February 11, 2008; Page A12
THESSALONIKI, Greece -- Romania's government must cut spending to fight economic overheating and runaway inflation, or face higher interest rates, the head of the country's central bank said.
With inflation galloping well above the central bank's comfort zone and the Romanian leu on a downward path against the euro, National Bank of Romania Gov. Mugur Isarescu signaled that another rate increase could come as soon as the next monetary policy meeting, March 26.
"What we need to clearly fight against inflation is not to rely just on monetary policy, which is already overburdened," Mr. Isarescu said in an interview in this northern Greek city. "We need a change in our policy mix, which means more restraint on fiscal policy and on wage policy."

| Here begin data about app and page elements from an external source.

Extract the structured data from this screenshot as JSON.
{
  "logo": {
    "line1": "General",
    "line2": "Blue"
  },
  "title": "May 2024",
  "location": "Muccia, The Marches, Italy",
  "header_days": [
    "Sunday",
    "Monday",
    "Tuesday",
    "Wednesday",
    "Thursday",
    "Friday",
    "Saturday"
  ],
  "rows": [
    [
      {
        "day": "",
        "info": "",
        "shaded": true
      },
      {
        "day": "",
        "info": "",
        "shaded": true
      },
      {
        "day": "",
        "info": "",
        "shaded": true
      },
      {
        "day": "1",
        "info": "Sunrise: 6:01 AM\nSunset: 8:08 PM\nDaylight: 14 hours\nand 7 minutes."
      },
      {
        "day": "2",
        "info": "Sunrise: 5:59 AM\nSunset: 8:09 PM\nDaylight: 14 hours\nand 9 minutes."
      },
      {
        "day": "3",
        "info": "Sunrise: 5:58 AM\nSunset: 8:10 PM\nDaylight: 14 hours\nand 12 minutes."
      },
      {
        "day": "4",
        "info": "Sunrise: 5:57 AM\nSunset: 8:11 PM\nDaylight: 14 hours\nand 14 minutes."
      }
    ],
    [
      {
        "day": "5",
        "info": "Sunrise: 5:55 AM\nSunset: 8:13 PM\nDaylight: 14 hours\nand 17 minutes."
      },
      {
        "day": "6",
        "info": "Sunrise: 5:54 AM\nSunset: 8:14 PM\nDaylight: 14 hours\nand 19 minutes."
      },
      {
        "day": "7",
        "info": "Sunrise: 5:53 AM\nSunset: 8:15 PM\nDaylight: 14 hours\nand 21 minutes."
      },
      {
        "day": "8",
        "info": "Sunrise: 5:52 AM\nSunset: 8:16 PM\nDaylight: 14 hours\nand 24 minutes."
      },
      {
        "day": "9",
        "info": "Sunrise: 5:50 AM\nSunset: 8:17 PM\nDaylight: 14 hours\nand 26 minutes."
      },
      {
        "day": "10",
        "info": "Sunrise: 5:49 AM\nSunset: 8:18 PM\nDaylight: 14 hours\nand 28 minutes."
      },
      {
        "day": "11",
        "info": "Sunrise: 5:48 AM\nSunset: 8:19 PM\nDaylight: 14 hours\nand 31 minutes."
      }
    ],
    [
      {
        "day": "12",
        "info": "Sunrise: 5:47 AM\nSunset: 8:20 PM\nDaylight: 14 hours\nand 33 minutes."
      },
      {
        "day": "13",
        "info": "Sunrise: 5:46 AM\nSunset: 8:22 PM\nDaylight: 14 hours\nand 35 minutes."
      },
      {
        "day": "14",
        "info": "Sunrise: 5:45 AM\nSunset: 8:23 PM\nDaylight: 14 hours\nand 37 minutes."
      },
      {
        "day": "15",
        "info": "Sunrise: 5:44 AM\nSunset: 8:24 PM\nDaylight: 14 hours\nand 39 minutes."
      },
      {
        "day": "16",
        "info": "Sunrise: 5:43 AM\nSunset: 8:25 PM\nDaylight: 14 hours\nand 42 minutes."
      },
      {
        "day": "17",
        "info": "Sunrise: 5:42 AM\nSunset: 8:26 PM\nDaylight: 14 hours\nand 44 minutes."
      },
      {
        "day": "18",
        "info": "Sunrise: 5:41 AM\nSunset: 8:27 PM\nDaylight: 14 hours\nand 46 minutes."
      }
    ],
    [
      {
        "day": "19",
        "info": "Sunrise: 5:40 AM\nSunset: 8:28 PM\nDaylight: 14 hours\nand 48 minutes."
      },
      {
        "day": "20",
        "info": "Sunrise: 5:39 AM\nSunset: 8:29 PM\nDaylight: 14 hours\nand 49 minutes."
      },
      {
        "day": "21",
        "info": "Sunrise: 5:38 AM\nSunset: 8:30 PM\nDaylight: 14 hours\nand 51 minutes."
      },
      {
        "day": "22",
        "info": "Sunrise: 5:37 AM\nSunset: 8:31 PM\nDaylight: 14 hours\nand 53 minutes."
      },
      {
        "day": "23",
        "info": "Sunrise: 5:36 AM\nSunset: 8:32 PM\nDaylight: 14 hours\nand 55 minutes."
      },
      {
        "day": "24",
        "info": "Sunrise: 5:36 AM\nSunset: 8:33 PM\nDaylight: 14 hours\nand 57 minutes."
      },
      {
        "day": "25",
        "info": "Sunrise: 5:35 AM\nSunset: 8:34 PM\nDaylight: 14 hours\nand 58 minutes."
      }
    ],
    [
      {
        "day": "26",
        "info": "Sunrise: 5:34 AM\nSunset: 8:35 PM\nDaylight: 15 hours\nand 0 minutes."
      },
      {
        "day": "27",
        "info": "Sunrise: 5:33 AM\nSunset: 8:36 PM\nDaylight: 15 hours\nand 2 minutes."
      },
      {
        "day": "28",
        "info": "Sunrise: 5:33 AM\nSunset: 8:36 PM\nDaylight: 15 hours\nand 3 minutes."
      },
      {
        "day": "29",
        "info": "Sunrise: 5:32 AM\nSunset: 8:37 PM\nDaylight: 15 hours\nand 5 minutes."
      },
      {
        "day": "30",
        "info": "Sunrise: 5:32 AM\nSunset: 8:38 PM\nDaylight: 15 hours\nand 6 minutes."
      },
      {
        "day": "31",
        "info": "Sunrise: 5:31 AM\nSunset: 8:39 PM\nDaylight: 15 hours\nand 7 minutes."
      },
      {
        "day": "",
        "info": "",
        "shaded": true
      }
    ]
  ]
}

Romania's central bank raised rates Feb. 4 to 9%, the highest level in almost three years, to combat soaring prices. Inflation in Romania rose to 6.6% at the end of last year from 3.7% in March. It is likely to come down to 5.9% by the end of this year, according to revised forecasts, Mr. Isarescu said Thursday. Romania's central bank has an inflation target of 3.8% for year end, with a range of one percentage point either way considered acceptable.
As in the rest of Europe, Romania's inflation is being driven by rising energy and food prices -- made worse by a severe summer drought last year.
Prices in Romania have also been pushed up by the decline in the leu because many local prices are indexed to the euro. After having risen powerfully in 2006 and early last year, the leu declined around 15% against the euro since July.